I am quite sure that Matt Day never, at any point, wished to be an allegory. But indeed he is, analogous to a story that is currently vexing the nation.
There is much to enjoy about Day. He's so barrel chested he could easily be mistaken for a bloke wheezing his way around parks football. What's more, he's charmingly thick, or at least his interviews suggest he is. Most importantly, of course, is that he can spank a ball with unerring accuracy, especially for a defender.
For his other frailties, rugged defending doesn't disguise his poor passing, his goalscoring has made him an invaluable asset, directly contributing 7 points to the cause. In this sense he is a one dimensional player, but it's a great dimension, and whilst its not difficult to identify Yemi's threat, the introduction of a left back when chasing a game is likely to leave the opposition somewhat perplexed.
The allegory is with the David Beckham situation. Steve McClaren drops him to make a point, citing, in not so many words, that Beckham is a one dimensional player. But Beckham's dimension, like Day's, is devastatingly effective.

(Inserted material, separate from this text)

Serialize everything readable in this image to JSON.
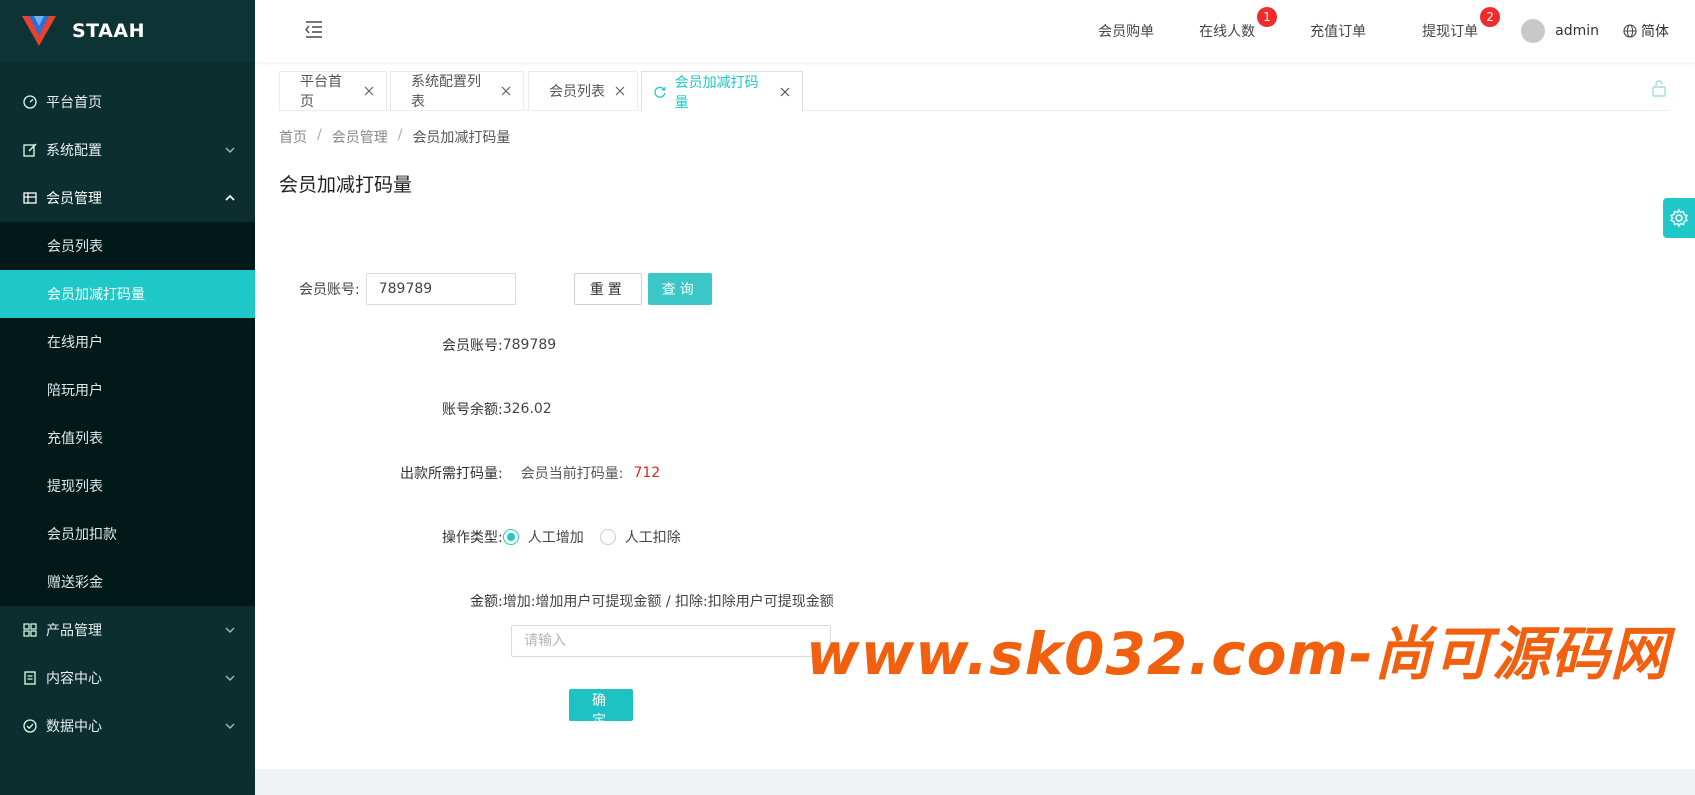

OK, you can't compare Beckham's world class passing and set pieces to Day's Conference class finishing, but I didn't say they were the same.
Now McClaren could do with an experienced player he can rely on to drop a ball onto Peter Crouch's head, but his pigheadedness and pride prevents him from doing so. OK, so you'd prefer a Zidane or Rooney over a player who can be neutralised, but in a sticky situation, I know I'd prefer these sorts of players to be at my disposal than not.